» **Data for processing**

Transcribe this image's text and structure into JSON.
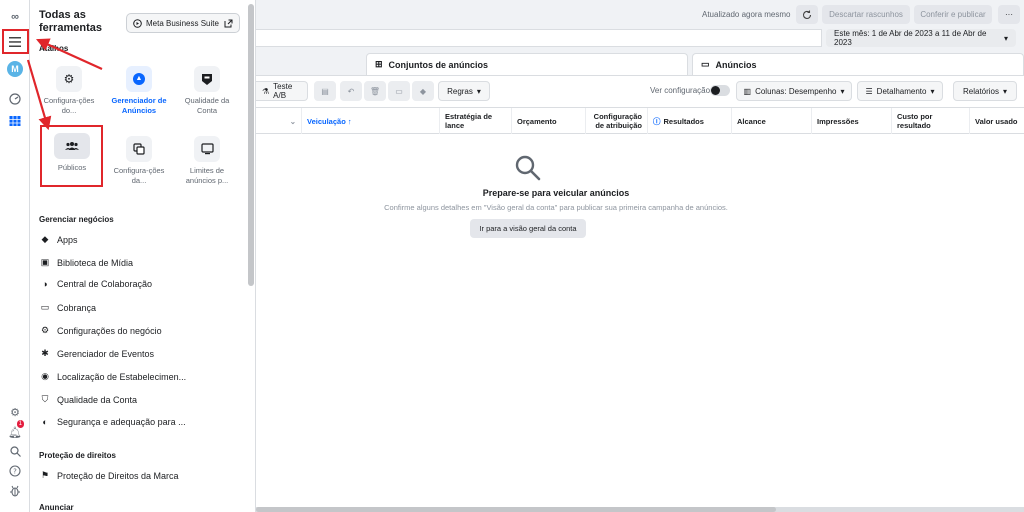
{
  "rail": {
    "logo": "∞",
    "avatar_initial": "M",
    "notification_count": "1"
  },
  "drawer": {
    "title": "Todas as ferramentas",
    "mbs_button": "Meta Business Suite",
    "shortcuts_label": "Atalhos",
    "shortcuts": [
      {
        "label": "Configura-ções do..."
      },
      {
        "label": "Gerenciador de Anúncios"
      },
      {
        "label": "Qualidade da Conta"
      },
      {
        "label": "Públicos"
      },
      {
        "label": "Configura-ções da..."
      },
      {
        "label": "Limites de anúncios p..."
      }
    ],
    "manage_label": "Gerenciar negócios",
    "manage_items": [
      {
        "label": "Apps",
        "icon": "cube-icon"
      },
      {
        "label": "Biblioteca de Mídia",
        "icon": "image-icon"
      },
      {
        "label": "Central de Colaboração",
        "icon": "handshake-icon"
      },
      {
        "label": "Cobrança",
        "icon": "card-icon"
      },
      {
        "label": "Configurações do negócio",
        "icon": "gear-icon"
      },
      {
        "label": "Gerenciador de Eventos",
        "icon": "events-icon"
      },
      {
        "label": "Localização de Estabelecimen...",
        "icon": "location-icon"
      },
      {
        "label": "Qualidade da Conta",
        "icon": "shield-icon"
      },
      {
        "label": "Segurança e adequação para ...",
        "icon": "security-icon"
      }
    ],
    "rights_label": "Proteção de direitos",
    "rights_items": [
      {
        "label": "Proteção de Direitos da Marca",
        "icon": "flag-icon"
      }
    ],
    "advertise_label": "Anunciar"
  },
  "topbar": {
    "updated": "Atualizado agora mesmo",
    "discard": "Descartar rascunhos",
    "review": "Conferir e publicar",
    "more": "···"
  },
  "datebar": {
    "date_range": "Este mês: 1 de Abr de 2023 a 11 de Abr de 2023"
  },
  "tabs": {
    "adsets": "Conjuntos de anúncios",
    "ads": "Anúncios"
  },
  "toolbar": {
    "ab_test": "Teste A/B",
    "rules": "Regras",
    "view_setup": "Ver configuração",
    "columns": "Colunas: Desempenho",
    "breakdown": "Detalhamento",
    "reports": "Relatórios"
  },
  "table": {
    "headers": [
      "Veiculação ↑",
      "Estratégia de lance",
      "Orçamento",
      "Configuração de atribuição",
      "Resultados",
      "Alcance",
      "Impressões",
      "Custo por resultado",
      "Valor usado"
    ]
  },
  "empty": {
    "title": "Prepare-se para veicular anúncios",
    "subtitle": "Confirme alguns detalhes em \"Visão geral da conta\" para publicar sua primeira campanha de anúncios.",
    "button": "Ir para a visão geral da conta"
  },
  "colors": {
    "accent": "#0866ff",
    "annotation": "#e0262b"
  }
}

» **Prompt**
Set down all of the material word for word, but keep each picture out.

» **Solution to this problem**
Transcribe this image's text and structure into JSON.
{
  "rail": {
    "logo": "∞",
    "avatar_initial": "M",
    "notification_count": "1"
  },
  "drawer": {
    "title": "Todas as ferramentas",
    "mbs_button": "Meta Business Suite",
    "shortcuts_label": "Atalhos",
    "shortcuts": [
      {
        "label": "Configura-ções do..."
      },
      {
        "label": "Gerenciador de Anúncios"
      },
      {
        "label": "Qualidade da Conta"
      },
      {
        "label": "Públicos"
      },
      {
        "label": "Configura-ções da..."
      },
      {
        "label": "Limites de anúncios p..."
      }
    ],
    "manage_label": "Gerenciar negócios",
    "manage_items": [
      {
        "label": "Apps",
        "icon": "cube-icon"
      },
      {
        "label": "Biblioteca de Mídia",
        "icon": "image-icon"
      },
      {
        "label": "Central de Colaboração",
        "icon": "handshake-icon"
      },
      {
        "label": "Cobrança",
        "icon": "card-icon"
      },
      {
        "label": "Configurações do negócio",
        "icon": "gear-icon"
      },
      {
        "label": "Gerenciador de Eventos",
        "icon": "events-icon"
      },
      {
        "label": "Localização de Estabelecimen...",
        "icon": "location-icon"
      },
      {
        "label": "Qualidade da Conta",
        "icon": "shield-icon"
      },
      {
        "label": "Segurança e adequação para ...",
        "icon": "security-icon"
      }
    ],
    "rights_label": "Proteção de direitos",
    "rights_items": [
      {
        "label": "Proteção de Direitos da Marca",
        "icon": "flag-icon"
      }
    ],
    "advertise_label": "Anunciar"
  },
  "topbar": {
    "updated": "Atualizado agora mesmo",
    "discard": "Descartar rascunhos",
    "review": "Conferir e publicar",
    "more": "···"
  },
  "datebar": {
    "date_range": "Este mês: 1 de Abr de 2023 a 11 de Abr de 2023"
  },
  "tabs": {
    "adsets": "Conjuntos de anúncios",
    "ads": "Anúncios"
  },
  "toolbar": {
    "ab_test": "Teste A/B",
    "rules": "Regras",
    "view_setup": "Ver configuração",
    "columns": "Colunas: Desempenho",
    "breakdown": "Detalhamento",
    "reports": "Relatórios"
  },
  "table": {
    "headers": [
      "Veiculação ↑",
      "Estratégia de lance",
      "Orçamento",
      "Configuração de atribuição",
      "Resultados",
      "Alcance",
      "Impressões",
      "Custo por resultado",
      "Valor usado"
    ]
  },
  "empty": {
    "title": "Prepare-se para veicular anúncios",
    "subtitle": "Confirme alguns detalhes em \"Visão geral da conta\" para publicar sua primeira campanha de anúncios.",
    "button": "Ir para a visão geral da conta"
  },
  "colors": {
    "accent": "#0866ff",
    "annotation": "#e0262b"
  }
}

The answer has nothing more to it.